- **DIRECTIONS FOR THIS TASK**
The response should contain all of the data below, reproduced exactly, and no pictures.
SUPPLIED ENTRIES Start Marker
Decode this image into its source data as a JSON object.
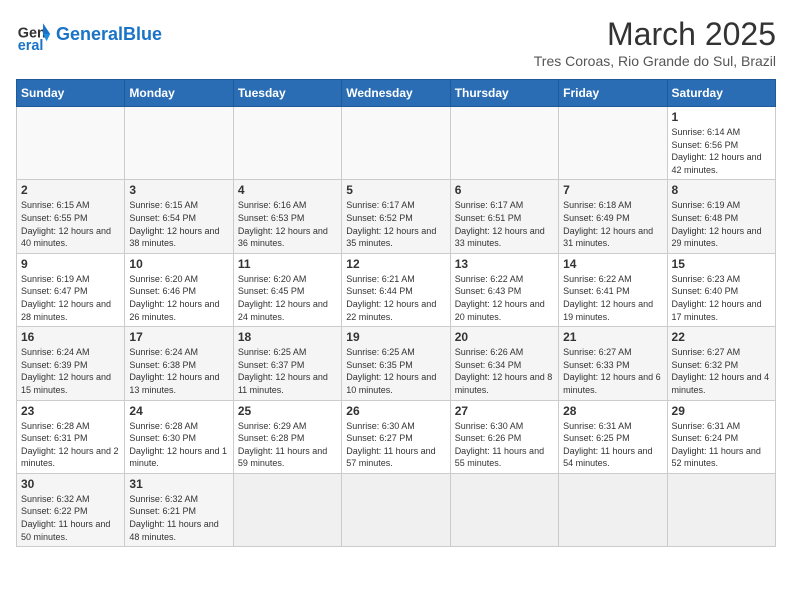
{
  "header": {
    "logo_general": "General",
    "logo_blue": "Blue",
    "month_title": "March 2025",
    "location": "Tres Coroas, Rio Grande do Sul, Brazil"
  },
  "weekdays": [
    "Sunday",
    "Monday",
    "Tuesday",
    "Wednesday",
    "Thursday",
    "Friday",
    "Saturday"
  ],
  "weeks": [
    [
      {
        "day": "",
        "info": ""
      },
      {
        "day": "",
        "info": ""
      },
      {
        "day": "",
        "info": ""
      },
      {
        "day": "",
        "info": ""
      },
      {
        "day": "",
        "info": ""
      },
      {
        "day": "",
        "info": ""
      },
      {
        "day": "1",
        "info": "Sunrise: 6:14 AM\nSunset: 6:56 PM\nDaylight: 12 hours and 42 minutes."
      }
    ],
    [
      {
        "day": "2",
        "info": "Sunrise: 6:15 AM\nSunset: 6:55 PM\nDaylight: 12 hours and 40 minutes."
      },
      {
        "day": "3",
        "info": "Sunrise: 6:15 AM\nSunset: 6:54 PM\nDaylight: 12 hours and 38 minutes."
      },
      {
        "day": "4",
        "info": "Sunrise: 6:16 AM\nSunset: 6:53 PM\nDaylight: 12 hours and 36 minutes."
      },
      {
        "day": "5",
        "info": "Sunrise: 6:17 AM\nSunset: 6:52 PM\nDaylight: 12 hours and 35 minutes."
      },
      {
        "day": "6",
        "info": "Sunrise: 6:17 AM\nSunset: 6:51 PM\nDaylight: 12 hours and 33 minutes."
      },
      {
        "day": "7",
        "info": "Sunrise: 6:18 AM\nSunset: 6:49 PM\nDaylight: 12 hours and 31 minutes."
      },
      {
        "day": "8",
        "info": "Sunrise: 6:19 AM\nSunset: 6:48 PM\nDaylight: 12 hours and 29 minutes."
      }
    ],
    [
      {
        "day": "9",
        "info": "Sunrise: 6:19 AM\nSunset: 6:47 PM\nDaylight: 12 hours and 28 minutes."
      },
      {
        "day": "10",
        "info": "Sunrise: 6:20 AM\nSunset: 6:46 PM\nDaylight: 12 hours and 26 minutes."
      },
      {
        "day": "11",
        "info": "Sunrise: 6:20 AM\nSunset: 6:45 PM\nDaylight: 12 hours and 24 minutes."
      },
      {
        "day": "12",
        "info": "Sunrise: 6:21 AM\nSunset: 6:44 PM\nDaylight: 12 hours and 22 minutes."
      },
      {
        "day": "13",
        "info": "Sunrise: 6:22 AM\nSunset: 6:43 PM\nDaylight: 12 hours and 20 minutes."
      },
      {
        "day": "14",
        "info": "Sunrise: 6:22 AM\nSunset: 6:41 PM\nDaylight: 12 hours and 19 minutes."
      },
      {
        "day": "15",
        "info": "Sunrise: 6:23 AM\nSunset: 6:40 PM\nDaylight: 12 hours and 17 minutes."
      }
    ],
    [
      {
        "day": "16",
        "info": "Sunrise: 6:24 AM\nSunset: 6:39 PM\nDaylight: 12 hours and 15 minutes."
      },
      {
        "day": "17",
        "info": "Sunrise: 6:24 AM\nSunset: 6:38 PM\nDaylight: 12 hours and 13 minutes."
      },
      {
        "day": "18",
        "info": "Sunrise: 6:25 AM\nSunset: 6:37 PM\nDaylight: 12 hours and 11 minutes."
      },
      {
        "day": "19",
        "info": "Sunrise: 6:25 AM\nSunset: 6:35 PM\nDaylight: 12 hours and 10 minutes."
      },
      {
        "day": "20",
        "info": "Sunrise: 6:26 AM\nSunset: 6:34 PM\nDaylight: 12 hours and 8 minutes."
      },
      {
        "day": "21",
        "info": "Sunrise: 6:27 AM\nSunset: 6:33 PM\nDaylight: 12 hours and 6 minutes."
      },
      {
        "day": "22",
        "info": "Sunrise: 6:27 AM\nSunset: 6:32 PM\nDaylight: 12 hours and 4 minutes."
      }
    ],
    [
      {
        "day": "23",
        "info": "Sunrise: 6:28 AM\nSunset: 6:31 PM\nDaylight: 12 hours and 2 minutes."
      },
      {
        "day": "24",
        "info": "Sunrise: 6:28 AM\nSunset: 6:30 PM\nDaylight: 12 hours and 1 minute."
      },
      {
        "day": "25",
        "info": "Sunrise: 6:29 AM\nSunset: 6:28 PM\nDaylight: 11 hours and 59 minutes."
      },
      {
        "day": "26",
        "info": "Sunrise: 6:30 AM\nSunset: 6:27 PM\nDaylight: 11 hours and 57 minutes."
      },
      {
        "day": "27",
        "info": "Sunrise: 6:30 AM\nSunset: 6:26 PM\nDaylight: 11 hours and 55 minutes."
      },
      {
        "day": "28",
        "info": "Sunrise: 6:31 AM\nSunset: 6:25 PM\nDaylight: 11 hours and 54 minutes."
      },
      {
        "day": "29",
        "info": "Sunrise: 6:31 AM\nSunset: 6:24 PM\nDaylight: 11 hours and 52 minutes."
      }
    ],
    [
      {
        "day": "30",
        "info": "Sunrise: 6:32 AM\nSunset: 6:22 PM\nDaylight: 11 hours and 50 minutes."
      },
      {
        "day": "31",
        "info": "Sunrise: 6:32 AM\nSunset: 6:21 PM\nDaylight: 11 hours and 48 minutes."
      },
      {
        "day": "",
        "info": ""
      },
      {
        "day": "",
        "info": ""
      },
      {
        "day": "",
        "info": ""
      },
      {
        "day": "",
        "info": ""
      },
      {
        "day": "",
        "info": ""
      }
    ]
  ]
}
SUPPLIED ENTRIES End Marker
- **ANSWER SPACE**
Decode this image into its source data as a JSON object.
{
  "header": {
    "logo_general": "General",
    "logo_blue": "Blue",
    "month_title": "March 2025",
    "location": "Tres Coroas, Rio Grande do Sul, Brazil"
  },
  "weekdays": [
    "Sunday",
    "Monday",
    "Tuesday",
    "Wednesday",
    "Thursday",
    "Friday",
    "Saturday"
  ],
  "weeks": [
    [
      {
        "day": "",
        "info": ""
      },
      {
        "day": "",
        "info": ""
      },
      {
        "day": "",
        "info": ""
      },
      {
        "day": "",
        "info": ""
      },
      {
        "day": "",
        "info": ""
      },
      {
        "day": "",
        "info": ""
      },
      {
        "day": "1",
        "info": "Sunrise: 6:14 AM\nSunset: 6:56 PM\nDaylight: 12 hours and 42 minutes."
      }
    ],
    [
      {
        "day": "2",
        "info": "Sunrise: 6:15 AM\nSunset: 6:55 PM\nDaylight: 12 hours and 40 minutes."
      },
      {
        "day": "3",
        "info": "Sunrise: 6:15 AM\nSunset: 6:54 PM\nDaylight: 12 hours and 38 minutes."
      },
      {
        "day": "4",
        "info": "Sunrise: 6:16 AM\nSunset: 6:53 PM\nDaylight: 12 hours and 36 minutes."
      },
      {
        "day": "5",
        "info": "Sunrise: 6:17 AM\nSunset: 6:52 PM\nDaylight: 12 hours and 35 minutes."
      },
      {
        "day": "6",
        "info": "Sunrise: 6:17 AM\nSunset: 6:51 PM\nDaylight: 12 hours and 33 minutes."
      },
      {
        "day": "7",
        "info": "Sunrise: 6:18 AM\nSunset: 6:49 PM\nDaylight: 12 hours and 31 minutes."
      },
      {
        "day": "8",
        "info": "Sunrise: 6:19 AM\nSunset: 6:48 PM\nDaylight: 12 hours and 29 minutes."
      }
    ],
    [
      {
        "day": "9",
        "info": "Sunrise: 6:19 AM\nSunset: 6:47 PM\nDaylight: 12 hours and 28 minutes."
      },
      {
        "day": "10",
        "info": "Sunrise: 6:20 AM\nSunset: 6:46 PM\nDaylight: 12 hours and 26 minutes."
      },
      {
        "day": "11",
        "info": "Sunrise: 6:20 AM\nSunset: 6:45 PM\nDaylight: 12 hours and 24 minutes."
      },
      {
        "day": "12",
        "info": "Sunrise: 6:21 AM\nSunset: 6:44 PM\nDaylight: 12 hours and 22 minutes."
      },
      {
        "day": "13",
        "info": "Sunrise: 6:22 AM\nSunset: 6:43 PM\nDaylight: 12 hours and 20 minutes."
      },
      {
        "day": "14",
        "info": "Sunrise: 6:22 AM\nSunset: 6:41 PM\nDaylight: 12 hours and 19 minutes."
      },
      {
        "day": "15",
        "info": "Sunrise: 6:23 AM\nSunset: 6:40 PM\nDaylight: 12 hours and 17 minutes."
      }
    ],
    [
      {
        "day": "16",
        "info": "Sunrise: 6:24 AM\nSunset: 6:39 PM\nDaylight: 12 hours and 15 minutes."
      },
      {
        "day": "17",
        "info": "Sunrise: 6:24 AM\nSunset: 6:38 PM\nDaylight: 12 hours and 13 minutes."
      },
      {
        "day": "18",
        "info": "Sunrise: 6:25 AM\nSunset: 6:37 PM\nDaylight: 12 hours and 11 minutes."
      },
      {
        "day": "19",
        "info": "Sunrise: 6:25 AM\nSunset: 6:35 PM\nDaylight: 12 hours and 10 minutes."
      },
      {
        "day": "20",
        "info": "Sunrise: 6:26 AM\nSunset: 6:34 PM\nDaylight: 12 hours and 8 minutes."
      },
      {
        "day": "21",
        "info": "Sunrise: 6:27 AM\nSunset: 6:33 PM\nDaylight: 12 hours and 6 minutes."
      },
      {
        "day": "22",
        "info": "Sunrise: 6:27 AM\nSunset: 6:32 PM\nDaylight: 12 hours and 4 minutes."
      }
    ],
    [
      {
        "day": "23",
        "info": "Sunrise: 6:28 AM\nSunset: 6:31 PM\nDaylight: 12 hours and 2 minutes."
      },
      {
        "day": "24",
        "info": "Sunrise: 6:28 AM\nSunset: 6:30 PM\nDaylight: 12 hours and 1 minute."
      },
      {
        "day": "25",
        "info": "Sunrise: 6:29 AM\nSunset: 6:28 PM\nDaylight: 11 hours and 59 minutes."
      },
      {
        "day": "26",
        "info": "Sunrise: 6:30 AM\nSunset: 6:27 PM\nDaylight: 11 hours and 57 minutes."
      },
      {
        "day": "27",
        "info": "Sunrise: 6:30 AM\nSunset: 6:26 PM\nDaylight: 11 hours and 55 minutes."
      },
      {
        "day": "28",
        "info": "Sunrise: 6:31 AM\nSunset: 6:25 PM\nDaylight: 11 hours and 54 minutes."
      },
      {
        "day": "29",
        "info": "Sunrise: 6:31 AM\nSunset: 6:24 PM\nDaylight: 11 hours and 52 minutes."
      }
    ],
    [
      {
        "day": "30",
        "info": "Sunrise: 6:32 AM\nSunset: 6:22 PM\nDaylight: 11 hours and 50 minutes."
      },
      {
        "day": "31",
        "info": "Sunrise: 6:32 AM\nSunset: 6:21 PM\nDaylight: 11 hours and 48 minutes."
      },
      {
        "day": "",
        "info": ""
      },
      {
        "day": "",
        "info": ""
      },
      {
        "day": "",
        "info": ""
      },
      {
        "day": "",
        "info": ""
      },
      {
        "day": "",
        "info": ""
      }
    ]
  ]
}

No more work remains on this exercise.